We then saw public interest leave the VoIP space for a while and then it came back with a vengeance in 1998-2000. The public markets haven’t had too many tech darlings since the ensuing bubble burst though. Google and eBay come to mind but since Google there haven’t been too many household name tech blockbusters your grandmother asked you about investing in.
That could potentially change as a rumored Vonage IPO would be a huge deal in the VoIP market. It is huge because Vonage will be a barometer for the entire VoIP industry and more importantly its success or failure will be amplified a thousands times due to its influence on the companies in this space and the capital markets reaction (or over-reaction) to whatever develops.
Many investors have told me they have been so burned by telecom they will never invest in the space again. Many of these same people were also burned by Internet stocks and chose not to invest in Google. This was obviously not the correct move as Google is trading at around three times its IPO price. So it is possible a successful IPO of the leading US VoIP provider will bring investors storming back into VoIP.

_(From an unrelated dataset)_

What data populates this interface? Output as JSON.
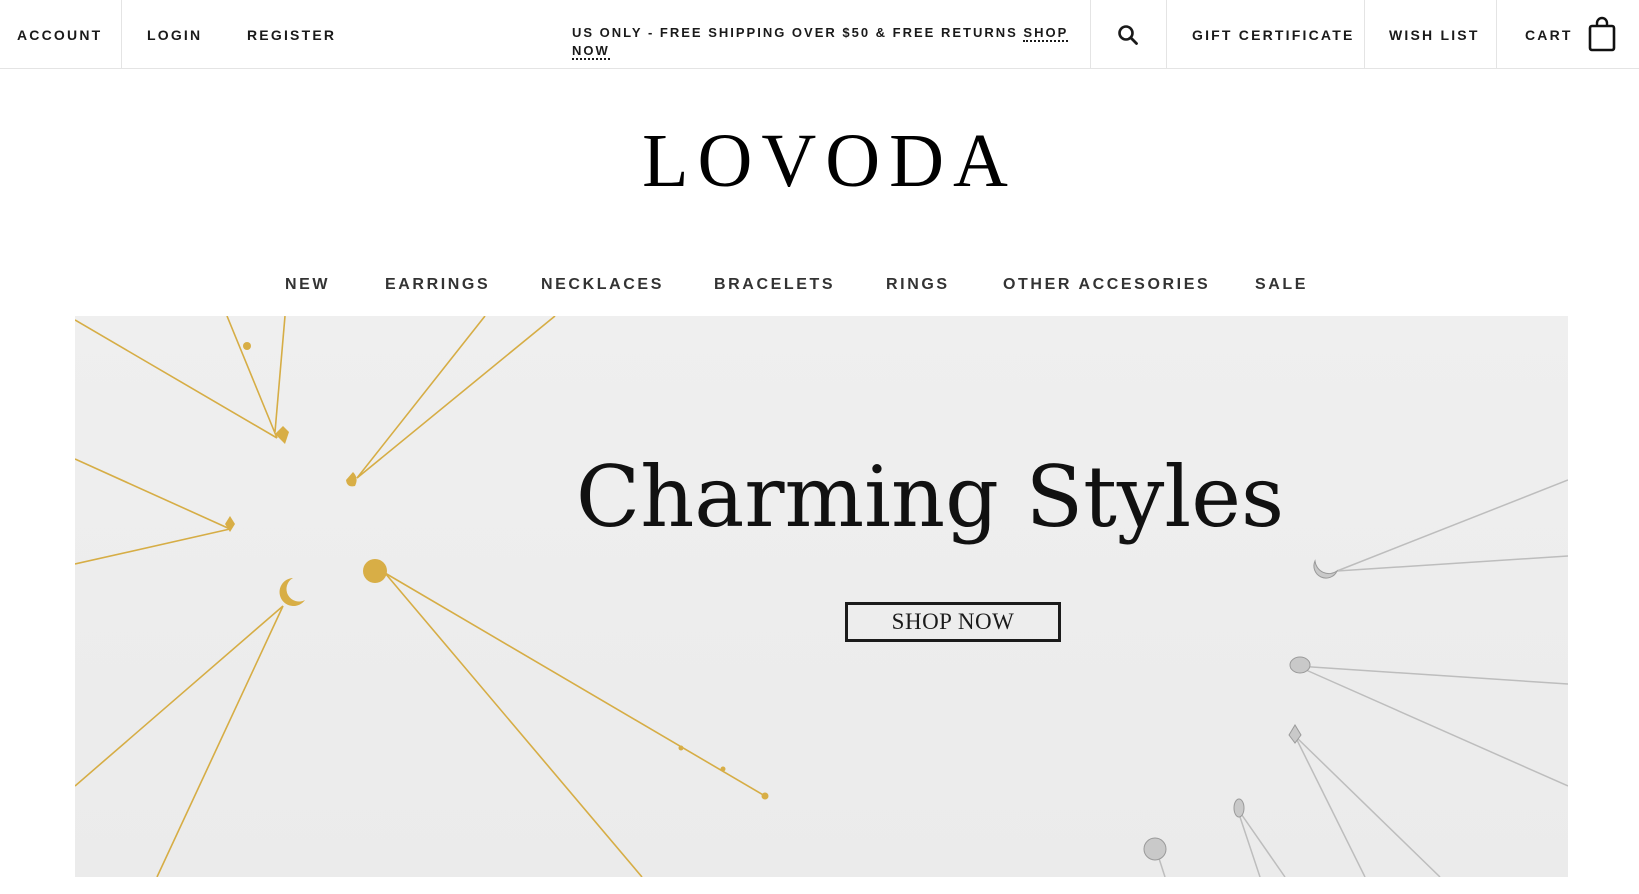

But Vonage is not without competitors and the biggest competitive threat to Vonage was supposed to be AT&T. Instead of becoming an obstacle, the once feared phone company is slowly being absorbed by SBC and in the process has all but stopped marketing its CallVantage service. The regional cable companies and phone companies are also a threat but their geographical limitations pretty much ensure they are lions in their home range only. At least for now.
So this leaves Vonage as the leading paid VoIP service and amazingly the next pure VoIP competitor in the

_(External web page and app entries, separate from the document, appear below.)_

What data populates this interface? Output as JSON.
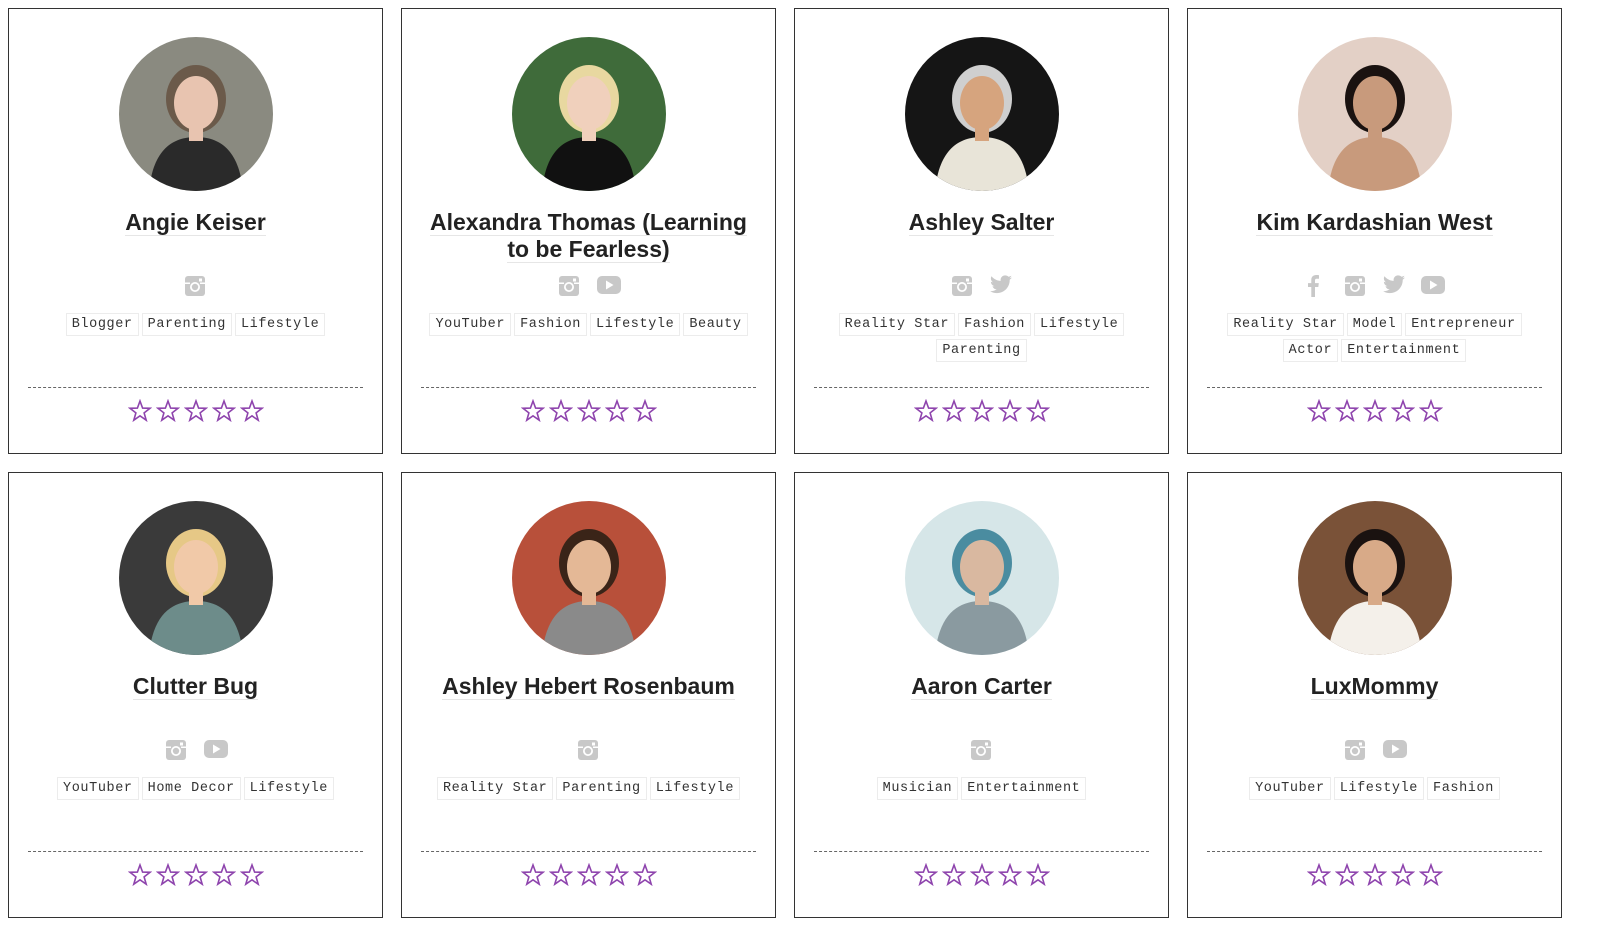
{
  "colors": {
    "star": "#8e44ad",
    "icon": "#c8c8c8",
    "border": "#333333",
    "name": "#222222"
  },
  "influencers": [
    {
      "name": "Angie Keiser",
      "socials": [
        "instagram-icon"
      ],
      "tags": [
        "Blogger",
        "Parenting",
        "Lifestyle"
      ],
      "rating": 0,
      "avatar": {
        "bg": "#8a8a80",
        "skin": "#e8c4b0",
        "hair": "#6b5a4a",
        "cloth": "#2a2a2a"
      }
    },
    {
      "name": "Alexandra Thomas (Learning to be Fearless)",
      "socials": [
        "instagram-icon",
        "youtube-icon"
      ],
      "tags": [
        "YouTuber",
        "Fashion",
        "Lifestyle",
        "Beauty"
      ],
      "rating": 0,
      "avatar": {
        "bg": "#3f6b3a",
        "skin": "#f0d0bc",
        "hair": "#e8d8a0",
        "cloth": "#111111"
      }
    },
    {
      "name": "Ashley Salter",
      "socials": [
        "instagram-icon",
        "twitter-icon"
      ],
      "tags": [
        "Reality Star",
        "Fashion",
        "Lifestyle",
        "Parenting"
      ],
      "rating": 0,
      "avatar": {
        "bg": "#151515",
        "skin": "#d6a47e",
        "hair": "#cfcfcf",
        "cloth": "#e8e4d8"
      }
    },
    {
      "name": "Kim Kardashian West",
      "socials": [
        "facebook-icon",
        "instagram-icon",
        "twitter-icon",
        "youtube-icon"
      ],
      "tags": [
        "Reality Star",
        "Model",
        "Entrepreneur",
        "Actor",
        "Entertainment"
      ],
      "rating": 0,
      "avatar": {
        "bg": "#e3d0c6",
        "skin": "#c89a7c",
        "hair": "#1a1210",
        "cloth": "#c89a7c"
      }
    },
    {
      "name": "Clutter Bug",
      "socials": [
        "instagram-icon",
        "youtube-icon"
      ],
      "tags": [
        "YouTuber",
        "Home Decor",
        "Lifestyle"
      ],
      "rating": 0,
      "avatar": {
        "bg": "#3a3a3a",
        "skin": "#f1c9a8",
        "hair": "#e6c886",
        "cloth": "#6d8c8a"
      }
    },
    {
      "name": "Ashley Hebert Rosenbaum",
      "socials": [
        "instagram-icon"
      ],
      "tags": [
        "Reality Star",
        "Parenting",
        "Lifestyle"
      ],
      "rating": 0,
      "avatar": {
        "bg": "#b8503a",
        "skin": "#e4b896",
        "hair": "#3a2418",
        "cloth": "#8a8a8a"
      }
    },
    {
      "name": "Aaron Carter",
      "socials": [
        "instagram-icon"
      ],
      "tags": [
        "Musician",
        "Entertainment"
      ],
      "rating": 0,
      "avatar": {
        "bg": "#d6e6e8",
        "skin": "#d9b8a0",
        "hair": "#4a8ca0",
        "cloth": "#8a9aa0"
      }
    },
    {
      "name": "LuxMommy",
      "socials": [
        "instagram-icon",
        "youtube-icon"
      ],
      "tags": [
        "YouTuber",
        "Lifestyle",
        "Fashion"
      ],
      "rating": 0,
      "avatar": {
        "bg": "#7a5238",
        "skin": "#d8aa88",
        "hair": "#1a1210",
        "cloth": "#f4f0ea"
      }
    }
  ]
}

The question is whether Vonage will make money selling VoIP service. At some point Vonage is going to have to prove they can be profitable while becoming a major telecom carrier. They need to pull off this feat while facing competition from Yahoo!, AOL, Microsoft, Google and industry leader Skype who are all battling for dominance in VoIP.

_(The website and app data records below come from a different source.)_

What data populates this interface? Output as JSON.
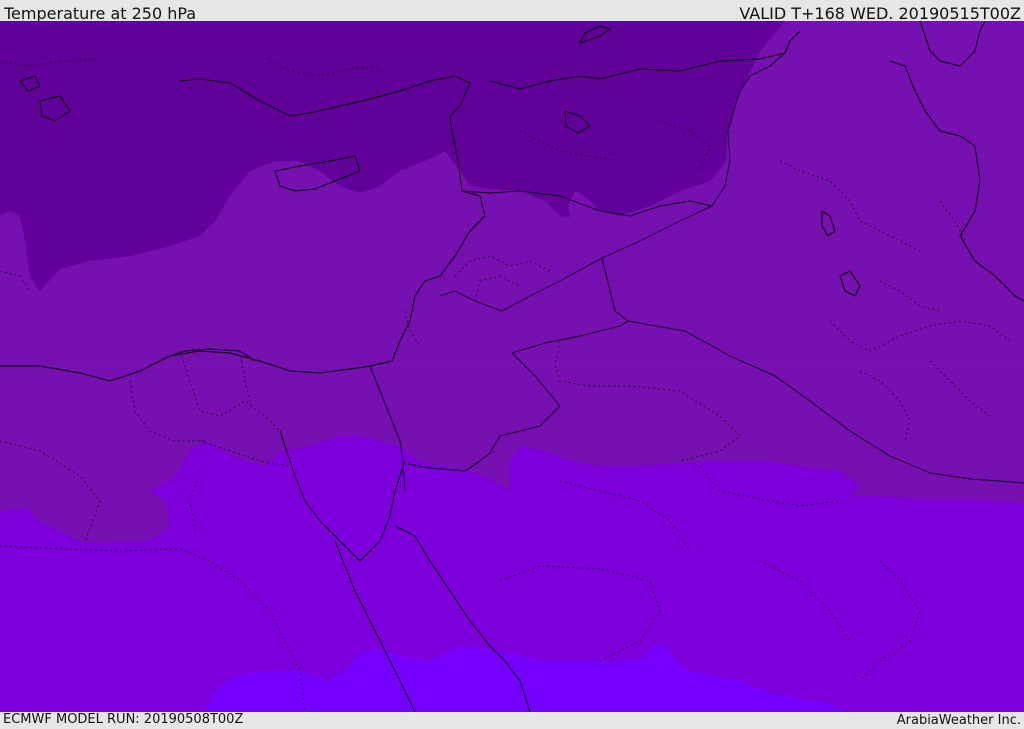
{
  "header": {
    "title": "Temperature at 250 hPa",
    "valid_time": "VALID T+168 WED. 20190515T00Z"
  },
  "footer": {
    "model_run": "ECMWF MODEL RUN: 20190508T00Z",
    "credit": "ArabiaWeather Inc."
  },
  "map": {
    "field": "Temperature at 250 hPa",
    "colors": {
      "band_coldest": "#62009a",
      "band_cold": "#7610b0",
      "band_mid": "#7d00dc",
      "band_warm": "#7600ff",
      "coastline": "#000000",
      "border": "#1a0a2a"
    }
  }
}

In my opinion, in order for Vonage to get to the next level they are going to have to continue their international push and at some point soon they have to focus on selling incremental services like conferencing to generate higher ARPU or average revenue per user. I imagine in the not to distant future we will call on Vonage (certainly no pun intended here but make sure it is an Internet telephony call if you please) to supply TV for us so they are likely exploring ways to provide IPTV. Wireless is another area they will have to thrive in so expect Vonage to become an MVNO or mobile virtual network operator meaning they will resell service from a company such as Sprint PCS. Vonage is already starting WiMAX trials which shows they are painfully aware of the disadvantage they have by not controlling the last mile to their customers.
As a pure-play public VoIP service company, Vonage is in a position to set the stage for many other companies in the VoIP space to also go public. Investors are eyeing Vonage more and more closely and if we expect the excitement and purchasing in the VoIP space to continue at its current pace we have to as an industry hope Vonage can continue its whirlwind pace of customer acquisition while at the same time delivering profits to keep Wall Street happy.